Which would explain the “deep sense of harmony”.

9 comments to “Arranged Historical Place as Museum”

  • guy herbert

    I once received a fan-email for one of my clients from Cuba. It was less how they got email access that puzzled me than how they got a filthy capitalist computer game (on an entirely capitalistic theme as was the case, too).

  • The gushing nonsense aside, Cuba is supposed to be a great place to go on holiday. My dad goes with his wife and two kids every year, and stay in a Western style resort which is pretty damned cheap. The kids love it. He also said the place is nice to look at and it does have an interesting history, although the interesting parts all predate Castro’s assumption of power. I’m sure it would be worth a visit for several reasons, but none of them to do with the current regime whatsoever. Certainly my dad hasn’t got much time for Castro, communism, or any other such nonsense.
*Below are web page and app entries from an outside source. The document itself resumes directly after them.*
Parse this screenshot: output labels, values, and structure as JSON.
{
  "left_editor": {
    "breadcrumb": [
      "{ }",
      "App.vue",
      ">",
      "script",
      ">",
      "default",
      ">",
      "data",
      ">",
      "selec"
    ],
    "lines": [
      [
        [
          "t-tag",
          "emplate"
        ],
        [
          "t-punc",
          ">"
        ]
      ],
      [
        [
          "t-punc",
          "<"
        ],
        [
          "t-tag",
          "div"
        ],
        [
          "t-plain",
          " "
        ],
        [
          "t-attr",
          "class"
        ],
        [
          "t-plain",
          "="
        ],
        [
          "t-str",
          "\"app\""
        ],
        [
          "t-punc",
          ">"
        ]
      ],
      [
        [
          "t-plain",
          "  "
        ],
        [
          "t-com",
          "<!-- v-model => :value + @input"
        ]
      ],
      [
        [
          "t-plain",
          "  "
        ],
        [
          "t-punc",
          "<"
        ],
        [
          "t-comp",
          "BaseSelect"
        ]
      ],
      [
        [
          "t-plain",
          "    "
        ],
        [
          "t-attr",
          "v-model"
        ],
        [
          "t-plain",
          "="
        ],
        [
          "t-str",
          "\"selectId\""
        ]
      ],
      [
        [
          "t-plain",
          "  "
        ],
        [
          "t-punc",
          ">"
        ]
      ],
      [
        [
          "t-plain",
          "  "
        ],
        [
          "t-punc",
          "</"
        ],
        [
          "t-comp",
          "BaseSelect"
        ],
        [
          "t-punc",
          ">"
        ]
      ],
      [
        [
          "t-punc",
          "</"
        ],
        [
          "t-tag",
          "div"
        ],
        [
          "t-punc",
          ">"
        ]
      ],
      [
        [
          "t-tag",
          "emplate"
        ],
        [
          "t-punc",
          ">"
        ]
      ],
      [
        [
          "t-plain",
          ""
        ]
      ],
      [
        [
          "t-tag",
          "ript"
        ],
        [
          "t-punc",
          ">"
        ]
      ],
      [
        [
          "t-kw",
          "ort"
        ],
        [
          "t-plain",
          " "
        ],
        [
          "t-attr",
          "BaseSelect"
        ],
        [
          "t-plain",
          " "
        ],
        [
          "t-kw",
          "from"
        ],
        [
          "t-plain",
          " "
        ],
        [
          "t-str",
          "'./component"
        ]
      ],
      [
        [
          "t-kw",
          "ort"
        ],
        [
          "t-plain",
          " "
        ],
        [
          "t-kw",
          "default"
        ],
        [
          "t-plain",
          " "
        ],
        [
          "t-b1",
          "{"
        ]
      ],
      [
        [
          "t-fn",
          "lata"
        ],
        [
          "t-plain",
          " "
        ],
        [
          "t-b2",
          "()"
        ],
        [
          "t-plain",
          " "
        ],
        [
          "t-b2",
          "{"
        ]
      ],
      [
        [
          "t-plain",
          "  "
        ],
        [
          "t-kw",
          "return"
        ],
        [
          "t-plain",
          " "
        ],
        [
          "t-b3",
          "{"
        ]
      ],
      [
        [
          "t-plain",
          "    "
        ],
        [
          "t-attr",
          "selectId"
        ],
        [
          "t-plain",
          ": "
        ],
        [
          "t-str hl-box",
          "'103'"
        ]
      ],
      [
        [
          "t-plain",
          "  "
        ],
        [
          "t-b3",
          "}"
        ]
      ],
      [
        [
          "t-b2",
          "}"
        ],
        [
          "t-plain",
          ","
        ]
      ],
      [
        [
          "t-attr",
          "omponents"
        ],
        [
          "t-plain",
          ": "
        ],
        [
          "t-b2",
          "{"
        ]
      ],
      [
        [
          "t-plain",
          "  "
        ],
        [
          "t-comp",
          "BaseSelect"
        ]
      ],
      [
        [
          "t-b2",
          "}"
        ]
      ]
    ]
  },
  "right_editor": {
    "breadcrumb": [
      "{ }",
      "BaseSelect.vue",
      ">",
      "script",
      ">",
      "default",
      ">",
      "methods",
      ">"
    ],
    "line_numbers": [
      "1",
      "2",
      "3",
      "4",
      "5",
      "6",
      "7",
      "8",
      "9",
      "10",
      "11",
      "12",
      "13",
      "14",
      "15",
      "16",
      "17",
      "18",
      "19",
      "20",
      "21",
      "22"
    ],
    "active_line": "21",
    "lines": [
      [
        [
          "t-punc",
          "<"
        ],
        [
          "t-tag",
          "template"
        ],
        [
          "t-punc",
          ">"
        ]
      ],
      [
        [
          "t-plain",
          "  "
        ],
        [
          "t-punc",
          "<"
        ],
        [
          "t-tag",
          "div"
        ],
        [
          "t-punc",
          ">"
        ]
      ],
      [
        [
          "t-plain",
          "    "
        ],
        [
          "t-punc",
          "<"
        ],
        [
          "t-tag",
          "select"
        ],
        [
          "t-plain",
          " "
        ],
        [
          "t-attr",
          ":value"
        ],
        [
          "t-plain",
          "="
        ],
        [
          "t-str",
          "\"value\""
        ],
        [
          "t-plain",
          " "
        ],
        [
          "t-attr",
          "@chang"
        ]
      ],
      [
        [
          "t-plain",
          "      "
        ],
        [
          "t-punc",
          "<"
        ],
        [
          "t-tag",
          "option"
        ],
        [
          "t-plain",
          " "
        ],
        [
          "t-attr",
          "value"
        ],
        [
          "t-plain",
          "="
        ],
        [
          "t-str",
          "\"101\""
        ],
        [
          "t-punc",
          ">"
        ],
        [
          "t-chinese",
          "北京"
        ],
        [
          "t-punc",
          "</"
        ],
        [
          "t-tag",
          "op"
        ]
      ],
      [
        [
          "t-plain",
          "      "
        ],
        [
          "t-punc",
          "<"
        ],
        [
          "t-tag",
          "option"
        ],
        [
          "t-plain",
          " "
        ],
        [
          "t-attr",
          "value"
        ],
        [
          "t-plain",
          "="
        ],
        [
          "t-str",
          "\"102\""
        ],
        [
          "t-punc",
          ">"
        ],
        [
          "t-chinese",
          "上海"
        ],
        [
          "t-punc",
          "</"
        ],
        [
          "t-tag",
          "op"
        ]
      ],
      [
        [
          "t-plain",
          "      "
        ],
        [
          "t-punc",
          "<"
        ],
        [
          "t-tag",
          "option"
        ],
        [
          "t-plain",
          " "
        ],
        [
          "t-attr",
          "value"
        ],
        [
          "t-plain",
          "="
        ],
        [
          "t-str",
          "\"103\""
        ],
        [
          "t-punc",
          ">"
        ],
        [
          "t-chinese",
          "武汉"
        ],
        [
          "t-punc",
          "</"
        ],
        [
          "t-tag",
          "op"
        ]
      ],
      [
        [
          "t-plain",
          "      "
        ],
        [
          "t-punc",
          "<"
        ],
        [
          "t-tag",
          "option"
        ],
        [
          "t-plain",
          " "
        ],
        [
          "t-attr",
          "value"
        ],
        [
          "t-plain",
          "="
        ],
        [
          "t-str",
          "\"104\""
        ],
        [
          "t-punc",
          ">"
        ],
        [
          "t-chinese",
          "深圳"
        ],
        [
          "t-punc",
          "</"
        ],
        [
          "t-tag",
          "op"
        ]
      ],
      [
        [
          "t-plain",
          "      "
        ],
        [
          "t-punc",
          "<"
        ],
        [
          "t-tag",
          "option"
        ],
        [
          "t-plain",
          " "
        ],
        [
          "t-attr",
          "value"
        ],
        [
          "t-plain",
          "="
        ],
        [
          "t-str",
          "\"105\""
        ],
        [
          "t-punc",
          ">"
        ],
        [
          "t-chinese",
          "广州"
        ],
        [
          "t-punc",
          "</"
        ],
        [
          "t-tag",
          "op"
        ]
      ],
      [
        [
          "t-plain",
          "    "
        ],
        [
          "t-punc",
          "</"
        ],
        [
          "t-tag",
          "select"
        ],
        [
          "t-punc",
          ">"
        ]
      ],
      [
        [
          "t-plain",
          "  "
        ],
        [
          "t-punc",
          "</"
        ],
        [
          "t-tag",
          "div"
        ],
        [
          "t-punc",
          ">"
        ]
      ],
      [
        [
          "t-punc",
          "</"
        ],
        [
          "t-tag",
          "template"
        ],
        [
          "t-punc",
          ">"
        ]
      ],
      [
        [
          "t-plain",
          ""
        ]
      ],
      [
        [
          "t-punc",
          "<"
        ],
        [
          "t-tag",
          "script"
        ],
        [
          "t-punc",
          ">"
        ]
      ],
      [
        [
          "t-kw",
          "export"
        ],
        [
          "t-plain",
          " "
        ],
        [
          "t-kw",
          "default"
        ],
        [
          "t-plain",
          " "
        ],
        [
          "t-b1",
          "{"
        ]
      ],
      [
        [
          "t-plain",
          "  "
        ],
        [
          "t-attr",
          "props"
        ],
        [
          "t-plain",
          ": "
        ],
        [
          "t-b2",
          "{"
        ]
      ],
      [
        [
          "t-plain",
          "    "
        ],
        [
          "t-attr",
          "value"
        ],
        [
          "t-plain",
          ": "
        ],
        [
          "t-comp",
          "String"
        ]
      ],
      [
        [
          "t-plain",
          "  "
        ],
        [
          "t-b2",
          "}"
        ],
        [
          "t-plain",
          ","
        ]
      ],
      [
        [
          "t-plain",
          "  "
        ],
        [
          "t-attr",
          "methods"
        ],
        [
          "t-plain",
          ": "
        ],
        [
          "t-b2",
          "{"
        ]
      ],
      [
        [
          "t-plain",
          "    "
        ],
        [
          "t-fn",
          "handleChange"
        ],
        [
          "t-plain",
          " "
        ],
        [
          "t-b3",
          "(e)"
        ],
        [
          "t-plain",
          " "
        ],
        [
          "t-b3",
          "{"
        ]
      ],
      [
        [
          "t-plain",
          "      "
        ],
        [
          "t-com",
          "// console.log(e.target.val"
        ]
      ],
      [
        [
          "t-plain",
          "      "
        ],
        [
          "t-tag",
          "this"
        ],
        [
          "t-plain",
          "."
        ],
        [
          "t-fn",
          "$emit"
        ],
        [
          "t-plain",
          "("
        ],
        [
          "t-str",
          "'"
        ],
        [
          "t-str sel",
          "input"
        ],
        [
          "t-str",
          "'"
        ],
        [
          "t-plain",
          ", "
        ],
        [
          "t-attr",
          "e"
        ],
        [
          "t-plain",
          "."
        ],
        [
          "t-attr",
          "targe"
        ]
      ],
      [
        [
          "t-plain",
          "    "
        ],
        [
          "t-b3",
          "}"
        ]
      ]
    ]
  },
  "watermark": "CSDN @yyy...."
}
  • Jon B

    I think a lot of people don’t realise Cuba is a prison-state. It fails a simple test of liberty: you can’t get out unless they let you(Link).

  • Nick M

    Or alternatively, there’s always the Florida Keys. Same climate, similarly nice beaches and er… not a communist hell-hole.

    I recently debated Cuba with an English commie. She stated that amongst other reasons the Cuban socialist utopia was great was that Cuba has the world’s lowest “carbon footprint”. I have no idea if this is true but what it suggested to me was that (a) bugger all happens there and (b) they are totally fucked since the Sovs collapsed and stopped bunging them oil.

    Truly amusing post Brian!

  • In case you did not bother to follow the link: those quotes are real. I just caught myself hoping that they were using Google translator…

  • Nick M


    I checked out the site and it would certainly appear that Cuba’s “very prestigious” culture doesn’t include more than a passing knowledge of English.

    Sad, when you consider there are 300 million English speakers (and some Canucks) 90 miles to the North of them.

    Gotta go now, I’m spraying beer over the keyboard because I just realised I’d typed “vulture” not “culture”. Oh, God it’s been a long week… How can a vulture be prestigious when they’re not even true raptors? Time to check out.

  • Brian

    What I’d like to know is when, as a state who’s current prosperity (and it is, by comparison) was founded on the slave trade, is going to pay compensation to the victims thereof.

    Come, on, Fidel. Its only 42 acres and a mule. Cough up.

  • Sandy P

    –Certainly my dad hasn’t got much time for Castro, communism, or any other such nonsense.–

    So why keep supporting him?

  • Paul Marks

    We all provide money to Castro whether we want to or not. But the E.U. and various U.N. agencies send money to Cuba (to look after the historic buildings and so on).

    Chevez also sends lots of cheap oil and financial support.

    The exiles in the United States send money back to help their families – however at least that is voluntary support.

    For what a socialist nation is like without such support see North Korea (although the United States and other nations send food aid and other such).